An ideal phonetic system is easy for a listener to interpret without any previous knowledge. If someone spells out “Alfa, Tango, Lima, Alfa, Sierra” you can follow what they mean, even if you haven’t memorized the NATO system yourself. The ITU number system (“Nadazero, Unaone, Bissotwo….”) is good in this way; the early Swedish system (“Anna, Beda, Cecilia…”) is not. “Those Swedish numbers would mystify outsiders,” says Kelk.

Help, though, is on the way. The best phonetic number system might be a new one recently invented by Howe:

Zero-sum,

One-off,

Two-faced,

Three-ring,

Four-square,

Five-fingered,

Six-pack,

Seven-up,

Eight-ball,

Nine-lives.

Howe’s system uses common, set phrases that begin with a number; the code words are all highly distinctive; the suffixes are uniquely applicable to their given number; and the system is easily interpretable without previous exposure. That said, one drawback is that the system isn’t intuitive for non-native English speakers who don’t know the phrases. By contrast, the NATO alphabet was specifically designed to work for speakers of many languages.
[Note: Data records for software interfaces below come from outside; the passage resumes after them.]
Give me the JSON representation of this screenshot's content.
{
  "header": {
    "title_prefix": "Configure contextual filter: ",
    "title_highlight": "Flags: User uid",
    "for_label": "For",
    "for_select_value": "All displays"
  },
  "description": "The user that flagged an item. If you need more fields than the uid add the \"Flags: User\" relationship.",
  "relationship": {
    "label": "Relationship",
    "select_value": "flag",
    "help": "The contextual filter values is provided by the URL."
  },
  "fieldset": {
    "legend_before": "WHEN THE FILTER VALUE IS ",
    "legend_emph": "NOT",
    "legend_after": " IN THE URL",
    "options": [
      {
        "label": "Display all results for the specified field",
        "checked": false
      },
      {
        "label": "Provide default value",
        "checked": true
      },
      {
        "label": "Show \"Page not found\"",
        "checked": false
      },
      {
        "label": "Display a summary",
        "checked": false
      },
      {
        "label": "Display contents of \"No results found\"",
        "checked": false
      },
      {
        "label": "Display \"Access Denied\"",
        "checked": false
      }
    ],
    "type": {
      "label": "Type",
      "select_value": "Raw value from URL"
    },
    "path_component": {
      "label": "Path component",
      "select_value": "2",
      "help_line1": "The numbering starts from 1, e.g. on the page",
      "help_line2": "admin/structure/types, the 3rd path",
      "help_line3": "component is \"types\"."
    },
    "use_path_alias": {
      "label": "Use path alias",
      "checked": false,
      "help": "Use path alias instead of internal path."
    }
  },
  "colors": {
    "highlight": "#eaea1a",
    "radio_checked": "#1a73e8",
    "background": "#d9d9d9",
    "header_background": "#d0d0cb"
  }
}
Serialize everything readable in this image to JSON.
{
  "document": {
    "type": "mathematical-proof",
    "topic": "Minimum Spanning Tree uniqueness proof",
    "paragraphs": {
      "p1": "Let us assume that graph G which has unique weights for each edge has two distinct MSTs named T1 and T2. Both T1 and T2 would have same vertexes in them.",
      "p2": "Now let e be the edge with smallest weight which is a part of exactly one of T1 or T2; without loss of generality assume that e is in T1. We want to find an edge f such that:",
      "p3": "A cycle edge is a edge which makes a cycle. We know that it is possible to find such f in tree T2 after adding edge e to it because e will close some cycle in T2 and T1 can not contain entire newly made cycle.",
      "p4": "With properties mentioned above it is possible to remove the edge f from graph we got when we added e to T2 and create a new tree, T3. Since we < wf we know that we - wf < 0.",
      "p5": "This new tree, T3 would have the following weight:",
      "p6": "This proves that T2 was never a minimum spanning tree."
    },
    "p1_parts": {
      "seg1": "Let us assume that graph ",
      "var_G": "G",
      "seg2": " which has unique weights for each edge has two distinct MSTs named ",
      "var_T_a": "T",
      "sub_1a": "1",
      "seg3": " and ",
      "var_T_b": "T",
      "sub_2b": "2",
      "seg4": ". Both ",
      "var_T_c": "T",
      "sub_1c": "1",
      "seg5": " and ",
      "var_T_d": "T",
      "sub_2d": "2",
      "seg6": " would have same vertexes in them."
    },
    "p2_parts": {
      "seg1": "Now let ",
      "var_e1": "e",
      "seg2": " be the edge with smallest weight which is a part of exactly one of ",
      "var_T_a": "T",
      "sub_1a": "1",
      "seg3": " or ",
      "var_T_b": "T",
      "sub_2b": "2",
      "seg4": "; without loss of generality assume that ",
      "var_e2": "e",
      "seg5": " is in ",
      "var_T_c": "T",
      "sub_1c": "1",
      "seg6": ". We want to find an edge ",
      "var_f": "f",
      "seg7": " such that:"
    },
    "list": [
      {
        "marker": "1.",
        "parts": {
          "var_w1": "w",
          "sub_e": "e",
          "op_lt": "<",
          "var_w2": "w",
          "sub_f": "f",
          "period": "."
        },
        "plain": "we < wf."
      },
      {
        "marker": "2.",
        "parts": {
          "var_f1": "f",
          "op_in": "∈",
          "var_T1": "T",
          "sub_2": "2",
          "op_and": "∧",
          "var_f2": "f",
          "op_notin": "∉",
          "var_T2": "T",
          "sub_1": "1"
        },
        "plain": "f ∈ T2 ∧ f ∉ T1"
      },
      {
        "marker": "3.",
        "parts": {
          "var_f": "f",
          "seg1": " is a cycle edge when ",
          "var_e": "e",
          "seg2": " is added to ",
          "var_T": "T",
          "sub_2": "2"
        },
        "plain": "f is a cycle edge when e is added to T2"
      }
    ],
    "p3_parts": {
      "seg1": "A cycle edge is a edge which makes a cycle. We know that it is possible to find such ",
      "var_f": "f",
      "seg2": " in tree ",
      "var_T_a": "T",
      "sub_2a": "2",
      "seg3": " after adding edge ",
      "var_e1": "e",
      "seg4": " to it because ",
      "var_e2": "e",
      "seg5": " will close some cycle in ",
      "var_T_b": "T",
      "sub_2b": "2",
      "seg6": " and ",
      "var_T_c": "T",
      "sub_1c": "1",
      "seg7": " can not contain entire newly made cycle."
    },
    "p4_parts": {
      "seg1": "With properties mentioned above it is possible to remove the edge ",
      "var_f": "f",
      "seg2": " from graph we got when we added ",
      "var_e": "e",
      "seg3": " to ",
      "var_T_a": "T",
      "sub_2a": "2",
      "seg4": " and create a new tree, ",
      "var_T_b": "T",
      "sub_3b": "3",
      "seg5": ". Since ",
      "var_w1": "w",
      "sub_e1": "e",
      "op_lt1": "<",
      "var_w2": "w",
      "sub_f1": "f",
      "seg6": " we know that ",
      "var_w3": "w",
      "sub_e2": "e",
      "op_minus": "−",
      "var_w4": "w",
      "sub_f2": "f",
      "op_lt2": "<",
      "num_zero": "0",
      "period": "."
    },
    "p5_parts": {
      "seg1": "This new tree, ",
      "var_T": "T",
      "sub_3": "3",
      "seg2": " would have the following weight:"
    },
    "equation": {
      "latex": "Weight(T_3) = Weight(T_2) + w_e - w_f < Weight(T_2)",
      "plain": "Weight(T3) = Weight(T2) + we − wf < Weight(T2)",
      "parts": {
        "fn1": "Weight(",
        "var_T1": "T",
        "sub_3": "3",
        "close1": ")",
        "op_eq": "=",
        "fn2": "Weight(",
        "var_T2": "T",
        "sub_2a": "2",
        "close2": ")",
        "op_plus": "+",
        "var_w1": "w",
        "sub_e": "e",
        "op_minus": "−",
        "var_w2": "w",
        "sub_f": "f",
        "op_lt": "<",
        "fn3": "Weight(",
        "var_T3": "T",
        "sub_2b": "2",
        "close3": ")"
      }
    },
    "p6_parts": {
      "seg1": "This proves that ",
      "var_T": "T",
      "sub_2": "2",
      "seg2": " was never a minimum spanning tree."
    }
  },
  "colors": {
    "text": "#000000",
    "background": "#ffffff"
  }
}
There is currently no established universal phonetic number system. (Photo: MyImages - Micha/shutterstock.com)

When designing the system, Howe had a number of priorities in mind. “You don’t want to say ‘Zero as in [something]’, because the words ‘as in’ take up time and bandwidth and don’t communicate a single thing. So I was trying to think of code words that actually began with the numbers themselves.” Beyond that, “you’re looking for code words that are uniquely matched with a single digit, so that if you miss the first syllable of what someone said you could figure out what they said from the second syllable.”

A final challenge, says Howe, was that no one “expects there to be code words for numbers,” so a system that didn’t explicitly include the number itself at the start of the code word might leave listeners “wondering why you started reciting avant-garde poetry when they asked you for your phone number.”

Unfortunately, Howe’s odds of adoption are low; Kelk thinks that if enough radio associations to endorse it then perhaps eventually it would filter up to relevant international bodies in some way—a big ‘if’. So until we can agree on a way to say numbers across the world’s wobbly radio, telephone and wifi lines, expect to keep repeating yourself.